_Task objective_. Please return only the lines from the one with "What's the underlying" through the final line of the data, unchanged, with pictures omitted.
[[ Material for this task, beginning ]]
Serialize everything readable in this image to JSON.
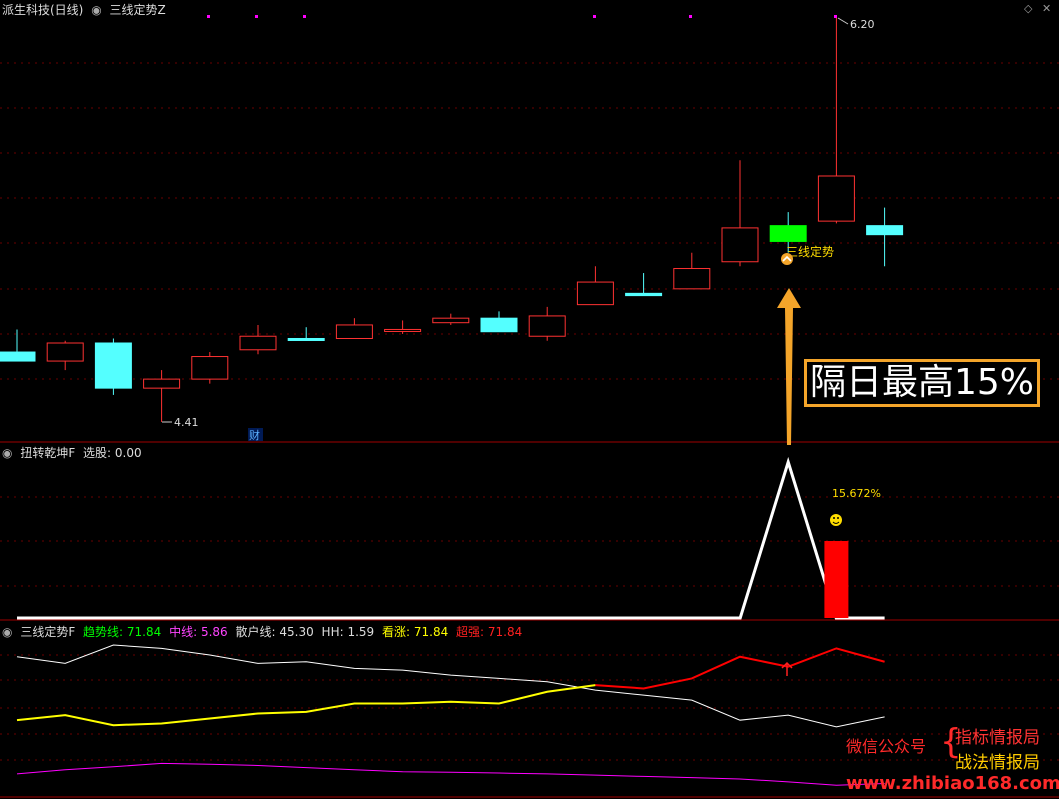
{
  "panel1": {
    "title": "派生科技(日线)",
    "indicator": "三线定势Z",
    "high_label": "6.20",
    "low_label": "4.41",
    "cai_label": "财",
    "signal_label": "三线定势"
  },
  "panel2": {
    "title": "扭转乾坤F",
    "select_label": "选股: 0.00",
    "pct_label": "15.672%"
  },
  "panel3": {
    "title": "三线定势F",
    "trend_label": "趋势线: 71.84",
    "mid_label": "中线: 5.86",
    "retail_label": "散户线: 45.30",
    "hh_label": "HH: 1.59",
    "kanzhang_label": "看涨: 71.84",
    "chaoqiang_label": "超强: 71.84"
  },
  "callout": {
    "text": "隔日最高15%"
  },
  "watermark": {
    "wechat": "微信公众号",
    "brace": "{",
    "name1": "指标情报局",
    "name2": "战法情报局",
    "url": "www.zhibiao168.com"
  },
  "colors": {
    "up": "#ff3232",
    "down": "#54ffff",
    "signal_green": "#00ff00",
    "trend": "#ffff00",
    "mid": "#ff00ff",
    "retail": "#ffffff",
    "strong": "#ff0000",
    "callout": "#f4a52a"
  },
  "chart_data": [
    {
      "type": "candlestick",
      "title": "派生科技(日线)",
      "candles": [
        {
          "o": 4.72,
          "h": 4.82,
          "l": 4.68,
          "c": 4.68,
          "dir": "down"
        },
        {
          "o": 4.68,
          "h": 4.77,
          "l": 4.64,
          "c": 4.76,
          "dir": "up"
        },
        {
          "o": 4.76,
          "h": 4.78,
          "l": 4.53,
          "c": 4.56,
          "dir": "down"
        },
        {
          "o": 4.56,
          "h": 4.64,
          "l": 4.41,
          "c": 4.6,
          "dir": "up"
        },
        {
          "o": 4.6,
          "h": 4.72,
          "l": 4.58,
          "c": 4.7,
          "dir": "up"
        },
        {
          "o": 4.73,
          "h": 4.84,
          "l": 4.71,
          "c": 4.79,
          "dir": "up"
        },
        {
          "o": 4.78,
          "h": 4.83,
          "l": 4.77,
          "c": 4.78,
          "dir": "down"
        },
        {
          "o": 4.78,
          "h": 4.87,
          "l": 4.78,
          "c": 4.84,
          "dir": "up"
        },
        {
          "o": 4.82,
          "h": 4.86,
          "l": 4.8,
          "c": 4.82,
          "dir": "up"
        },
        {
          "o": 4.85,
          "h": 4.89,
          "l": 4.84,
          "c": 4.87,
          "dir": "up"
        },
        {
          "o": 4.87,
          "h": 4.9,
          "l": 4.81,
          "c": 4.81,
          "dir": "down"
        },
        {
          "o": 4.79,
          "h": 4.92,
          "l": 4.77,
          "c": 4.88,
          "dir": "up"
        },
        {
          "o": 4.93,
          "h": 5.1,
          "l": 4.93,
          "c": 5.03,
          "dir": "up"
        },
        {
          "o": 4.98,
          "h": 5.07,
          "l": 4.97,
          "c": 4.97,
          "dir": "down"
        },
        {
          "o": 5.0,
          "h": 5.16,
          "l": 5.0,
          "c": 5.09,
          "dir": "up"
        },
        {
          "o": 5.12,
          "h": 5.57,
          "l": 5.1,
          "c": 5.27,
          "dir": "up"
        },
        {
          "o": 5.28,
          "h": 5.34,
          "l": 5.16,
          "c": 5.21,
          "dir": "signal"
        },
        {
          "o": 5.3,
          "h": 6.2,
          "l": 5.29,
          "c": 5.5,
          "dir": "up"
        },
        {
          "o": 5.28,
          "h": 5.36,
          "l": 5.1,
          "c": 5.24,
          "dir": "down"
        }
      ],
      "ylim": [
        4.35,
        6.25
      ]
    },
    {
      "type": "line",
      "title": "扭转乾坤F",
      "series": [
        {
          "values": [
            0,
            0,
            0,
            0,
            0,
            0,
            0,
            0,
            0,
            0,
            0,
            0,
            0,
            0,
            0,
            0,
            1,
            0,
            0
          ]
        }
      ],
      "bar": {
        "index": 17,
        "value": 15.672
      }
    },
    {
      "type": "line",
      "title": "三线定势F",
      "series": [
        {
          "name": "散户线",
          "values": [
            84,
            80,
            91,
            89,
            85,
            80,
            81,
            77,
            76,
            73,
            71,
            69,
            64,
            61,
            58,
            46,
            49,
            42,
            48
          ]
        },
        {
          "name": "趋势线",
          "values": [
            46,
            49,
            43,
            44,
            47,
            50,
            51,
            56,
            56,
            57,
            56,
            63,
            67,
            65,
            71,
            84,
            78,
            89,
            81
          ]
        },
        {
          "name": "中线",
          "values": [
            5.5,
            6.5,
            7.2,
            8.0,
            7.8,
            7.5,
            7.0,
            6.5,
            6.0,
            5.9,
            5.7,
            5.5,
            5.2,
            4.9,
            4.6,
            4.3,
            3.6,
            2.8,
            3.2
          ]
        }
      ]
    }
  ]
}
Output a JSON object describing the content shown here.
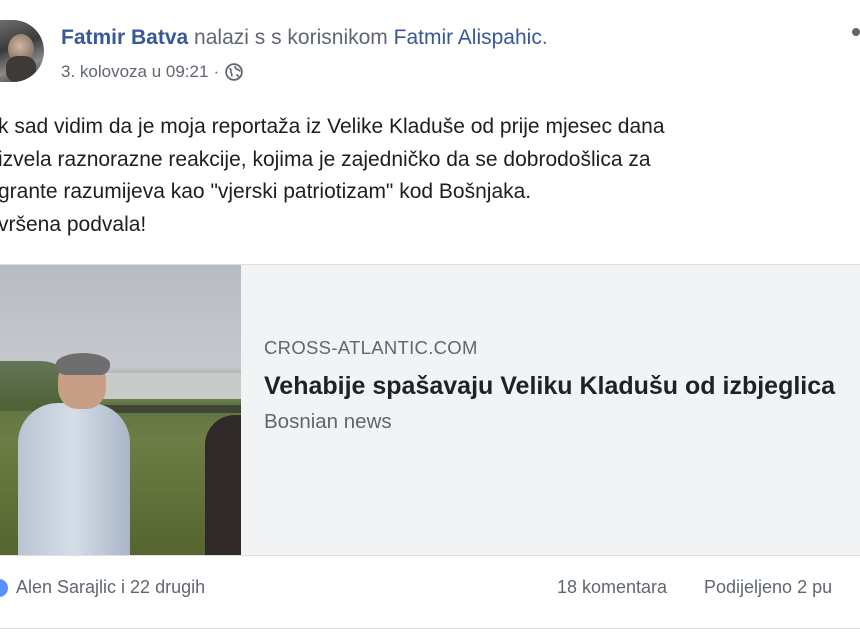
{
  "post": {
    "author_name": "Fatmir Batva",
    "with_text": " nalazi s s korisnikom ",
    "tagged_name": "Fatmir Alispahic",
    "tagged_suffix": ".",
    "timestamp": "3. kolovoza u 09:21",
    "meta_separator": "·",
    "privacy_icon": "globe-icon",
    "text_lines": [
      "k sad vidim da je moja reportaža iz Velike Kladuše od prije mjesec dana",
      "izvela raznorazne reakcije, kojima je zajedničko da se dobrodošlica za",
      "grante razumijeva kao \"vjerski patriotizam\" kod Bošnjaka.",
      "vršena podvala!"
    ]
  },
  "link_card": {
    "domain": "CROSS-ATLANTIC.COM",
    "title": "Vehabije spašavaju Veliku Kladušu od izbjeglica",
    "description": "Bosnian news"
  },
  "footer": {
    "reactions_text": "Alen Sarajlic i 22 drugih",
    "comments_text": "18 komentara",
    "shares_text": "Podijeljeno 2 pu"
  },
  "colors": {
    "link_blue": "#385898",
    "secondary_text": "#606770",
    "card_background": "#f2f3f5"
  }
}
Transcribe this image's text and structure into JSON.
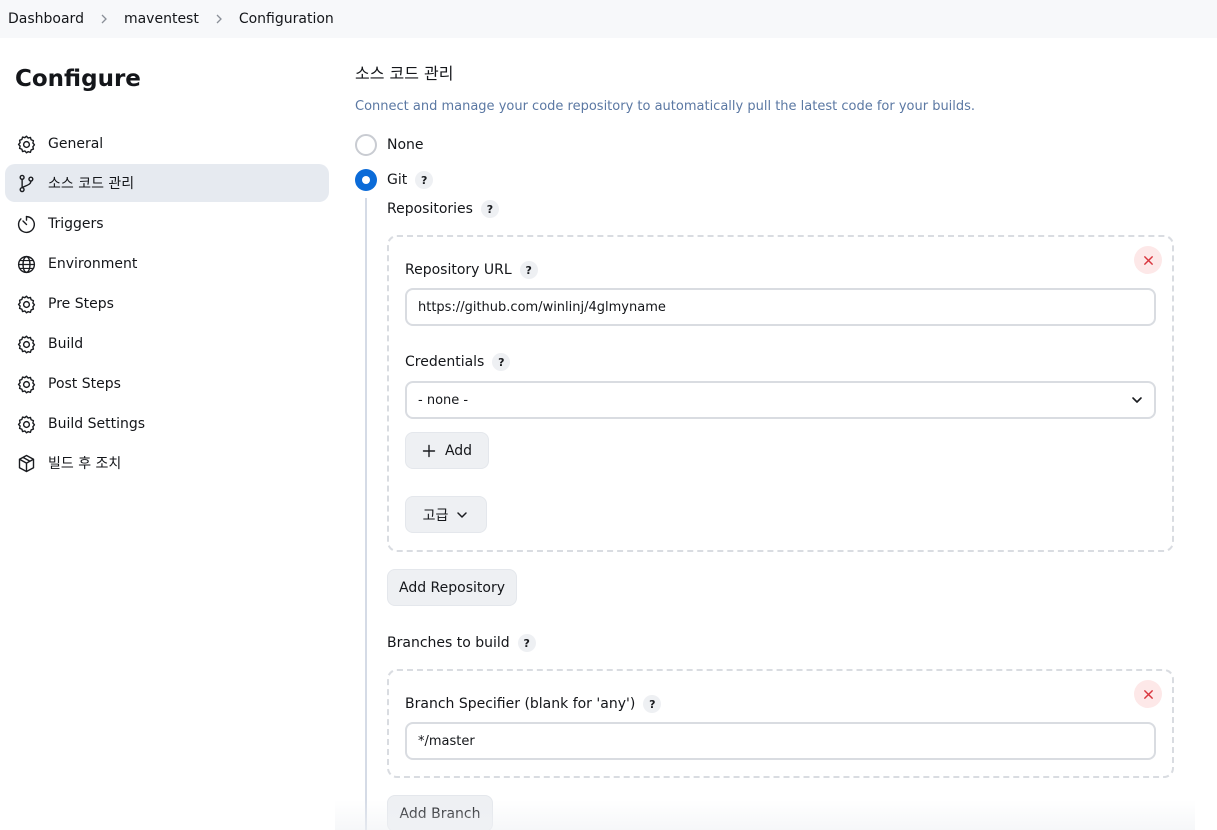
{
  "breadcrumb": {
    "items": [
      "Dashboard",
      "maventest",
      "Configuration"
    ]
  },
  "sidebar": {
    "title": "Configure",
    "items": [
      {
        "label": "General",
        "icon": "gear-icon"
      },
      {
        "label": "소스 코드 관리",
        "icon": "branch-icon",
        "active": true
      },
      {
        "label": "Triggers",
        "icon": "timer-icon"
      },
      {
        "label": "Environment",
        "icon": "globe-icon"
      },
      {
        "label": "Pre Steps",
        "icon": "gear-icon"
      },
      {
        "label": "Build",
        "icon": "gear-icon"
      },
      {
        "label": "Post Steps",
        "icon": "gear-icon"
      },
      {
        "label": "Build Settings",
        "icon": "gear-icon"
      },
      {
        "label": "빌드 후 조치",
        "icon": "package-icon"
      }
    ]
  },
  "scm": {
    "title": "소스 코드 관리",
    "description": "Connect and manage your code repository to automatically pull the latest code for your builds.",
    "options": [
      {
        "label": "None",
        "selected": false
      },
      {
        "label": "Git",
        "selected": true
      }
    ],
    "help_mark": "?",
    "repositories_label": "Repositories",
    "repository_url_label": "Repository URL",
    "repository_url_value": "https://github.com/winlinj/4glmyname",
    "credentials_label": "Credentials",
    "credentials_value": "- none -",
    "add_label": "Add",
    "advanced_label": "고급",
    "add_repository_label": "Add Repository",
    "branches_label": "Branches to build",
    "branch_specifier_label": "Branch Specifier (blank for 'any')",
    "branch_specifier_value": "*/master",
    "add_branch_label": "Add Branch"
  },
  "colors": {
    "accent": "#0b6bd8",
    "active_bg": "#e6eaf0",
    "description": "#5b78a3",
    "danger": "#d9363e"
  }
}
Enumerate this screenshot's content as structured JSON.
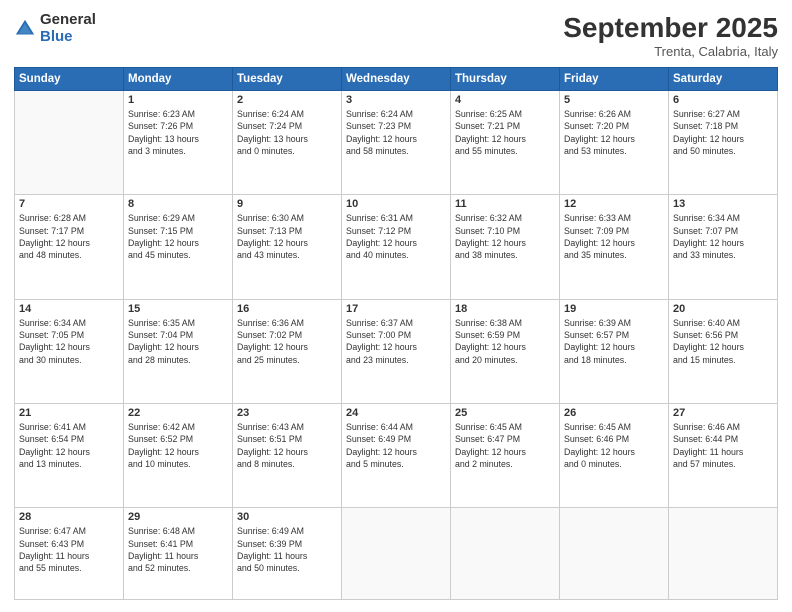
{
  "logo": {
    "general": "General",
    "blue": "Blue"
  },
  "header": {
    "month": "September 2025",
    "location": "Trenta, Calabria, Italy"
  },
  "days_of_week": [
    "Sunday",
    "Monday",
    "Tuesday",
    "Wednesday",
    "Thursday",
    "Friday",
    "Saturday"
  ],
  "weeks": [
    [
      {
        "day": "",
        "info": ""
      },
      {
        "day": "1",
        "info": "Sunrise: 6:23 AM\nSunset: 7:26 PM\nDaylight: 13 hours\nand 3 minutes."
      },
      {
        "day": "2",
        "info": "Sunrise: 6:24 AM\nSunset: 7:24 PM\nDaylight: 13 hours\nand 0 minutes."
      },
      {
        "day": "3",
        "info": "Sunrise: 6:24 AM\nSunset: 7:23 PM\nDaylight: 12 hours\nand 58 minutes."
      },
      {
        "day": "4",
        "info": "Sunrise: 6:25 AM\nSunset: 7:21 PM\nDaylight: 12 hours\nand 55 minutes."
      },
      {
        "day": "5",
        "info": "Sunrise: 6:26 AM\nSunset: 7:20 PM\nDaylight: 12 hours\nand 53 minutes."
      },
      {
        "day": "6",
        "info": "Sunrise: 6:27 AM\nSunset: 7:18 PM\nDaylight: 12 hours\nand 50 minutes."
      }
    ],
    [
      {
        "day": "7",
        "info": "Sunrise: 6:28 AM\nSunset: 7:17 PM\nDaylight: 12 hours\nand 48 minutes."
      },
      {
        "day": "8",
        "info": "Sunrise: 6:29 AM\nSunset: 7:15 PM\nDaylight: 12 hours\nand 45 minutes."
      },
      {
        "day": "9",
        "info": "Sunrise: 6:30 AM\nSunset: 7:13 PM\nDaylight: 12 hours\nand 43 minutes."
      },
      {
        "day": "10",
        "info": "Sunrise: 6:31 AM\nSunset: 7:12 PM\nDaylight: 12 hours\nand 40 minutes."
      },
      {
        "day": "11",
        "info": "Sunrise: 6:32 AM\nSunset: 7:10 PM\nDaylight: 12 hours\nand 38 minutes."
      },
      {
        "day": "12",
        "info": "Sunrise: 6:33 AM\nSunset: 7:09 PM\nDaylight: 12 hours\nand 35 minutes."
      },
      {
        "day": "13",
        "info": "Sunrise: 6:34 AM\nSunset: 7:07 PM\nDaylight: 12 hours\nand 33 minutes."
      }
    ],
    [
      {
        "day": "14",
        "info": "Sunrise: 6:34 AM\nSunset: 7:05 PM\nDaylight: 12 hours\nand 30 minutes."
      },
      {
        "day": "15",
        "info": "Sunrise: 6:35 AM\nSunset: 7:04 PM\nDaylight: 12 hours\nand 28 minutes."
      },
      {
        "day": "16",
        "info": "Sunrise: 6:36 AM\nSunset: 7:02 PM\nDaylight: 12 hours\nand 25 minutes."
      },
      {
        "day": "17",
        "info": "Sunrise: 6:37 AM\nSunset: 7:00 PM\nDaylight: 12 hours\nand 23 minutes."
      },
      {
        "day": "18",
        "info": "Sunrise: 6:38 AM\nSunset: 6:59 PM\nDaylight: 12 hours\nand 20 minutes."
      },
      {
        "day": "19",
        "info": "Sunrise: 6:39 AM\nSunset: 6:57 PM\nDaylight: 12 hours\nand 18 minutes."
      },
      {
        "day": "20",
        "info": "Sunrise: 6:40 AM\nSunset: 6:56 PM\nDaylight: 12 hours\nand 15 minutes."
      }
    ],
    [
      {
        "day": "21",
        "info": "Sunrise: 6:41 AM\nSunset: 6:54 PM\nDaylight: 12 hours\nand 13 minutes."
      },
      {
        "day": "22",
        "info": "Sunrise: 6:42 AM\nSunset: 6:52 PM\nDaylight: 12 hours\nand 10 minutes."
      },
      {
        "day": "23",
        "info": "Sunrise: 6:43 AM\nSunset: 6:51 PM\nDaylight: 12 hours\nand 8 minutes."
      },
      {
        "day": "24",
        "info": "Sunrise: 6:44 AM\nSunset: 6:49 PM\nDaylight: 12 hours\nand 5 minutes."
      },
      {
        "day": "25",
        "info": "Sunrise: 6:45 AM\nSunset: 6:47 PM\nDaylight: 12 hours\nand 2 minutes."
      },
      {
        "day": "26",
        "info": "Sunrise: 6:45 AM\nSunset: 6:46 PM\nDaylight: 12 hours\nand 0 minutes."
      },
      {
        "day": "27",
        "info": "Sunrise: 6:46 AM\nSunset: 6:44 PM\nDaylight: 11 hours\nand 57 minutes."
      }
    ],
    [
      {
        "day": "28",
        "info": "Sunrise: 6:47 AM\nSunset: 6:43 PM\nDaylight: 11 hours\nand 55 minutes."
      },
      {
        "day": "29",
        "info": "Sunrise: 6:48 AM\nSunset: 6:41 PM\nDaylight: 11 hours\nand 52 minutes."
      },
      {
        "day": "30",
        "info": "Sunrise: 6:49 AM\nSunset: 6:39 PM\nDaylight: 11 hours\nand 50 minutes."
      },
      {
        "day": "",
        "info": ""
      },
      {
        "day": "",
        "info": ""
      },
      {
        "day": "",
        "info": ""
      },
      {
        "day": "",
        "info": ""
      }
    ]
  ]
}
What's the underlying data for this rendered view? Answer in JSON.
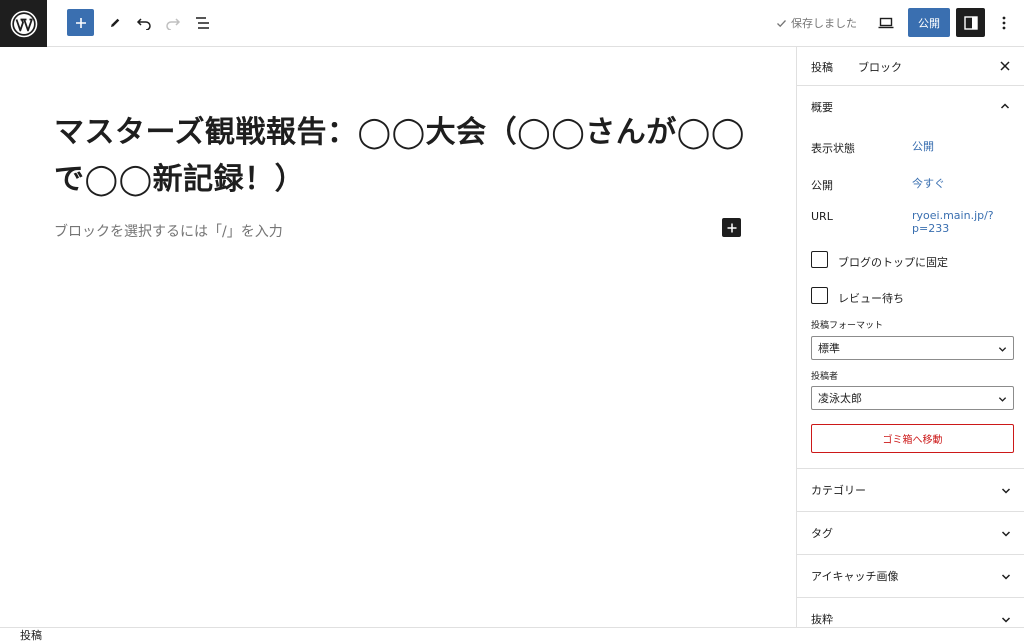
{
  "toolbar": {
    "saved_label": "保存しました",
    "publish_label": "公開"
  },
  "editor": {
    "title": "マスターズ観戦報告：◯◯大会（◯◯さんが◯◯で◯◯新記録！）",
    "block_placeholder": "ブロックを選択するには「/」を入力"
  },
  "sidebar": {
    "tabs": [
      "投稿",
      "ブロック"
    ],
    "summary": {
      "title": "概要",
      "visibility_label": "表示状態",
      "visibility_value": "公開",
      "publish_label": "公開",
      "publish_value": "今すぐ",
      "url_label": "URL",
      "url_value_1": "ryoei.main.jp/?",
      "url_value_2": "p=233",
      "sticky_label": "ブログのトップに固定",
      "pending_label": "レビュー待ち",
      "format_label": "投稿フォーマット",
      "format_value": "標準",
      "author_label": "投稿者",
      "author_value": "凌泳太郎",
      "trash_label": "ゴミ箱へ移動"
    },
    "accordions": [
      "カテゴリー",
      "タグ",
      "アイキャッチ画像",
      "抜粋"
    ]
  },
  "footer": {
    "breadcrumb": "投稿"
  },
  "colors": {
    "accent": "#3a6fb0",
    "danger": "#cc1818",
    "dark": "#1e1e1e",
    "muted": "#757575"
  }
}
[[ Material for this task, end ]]
_Task response_.
What's the underlying data for this rendered view? Answer in JSON.
{
  "toolbar": {
    "saved_label": "保存しました",
    "publish_label": "公開"
  },
  "editor": {
    "title": "マスターズ観戦報告：◯◯大会（◯◯さんが◯◯で◯◯新記録！）",
    "block_placeholder": "ブロックを選択するには「/」を入力"
  },
  "sidebar": {
    "tabs": [
      "投稿",
      "ブロック"
    ],
    "summary": {
      "title": "概要",
      "visibility_label": "表示状態",
      "visibility_value": "公開",
      "publish_label": "公開",
      "publish_value": "今すぐ",
      "url_label": "URL",
      "url_value_1": "ryoei.main.jp/?",
      "url_value_2": "p=233",
      "sticky_label": "ブログのトップに固定",
      "pending_label": "レビュー待ち",
      "format_label": "投稿フォーマット",
      "format_value": "標準",
      "author_label": "投稿者",
      "author_value": "凌泳太郎",
      "trash_label": "ゴミ箱へ移動"
    },
    "accordions": [
      "カテゴリー",
      "タグ",
      "アイキャッチ画像",
      "抜粋"
    ]
  },
  "footer": {
    "breadcrumb": "投稿"
  },
  "colors": {
    "accent": "#3a6fb0",
    "danger": "#cc1818",
    "dark": "#1e1e1e",
    "muted": "#757575"
  }
}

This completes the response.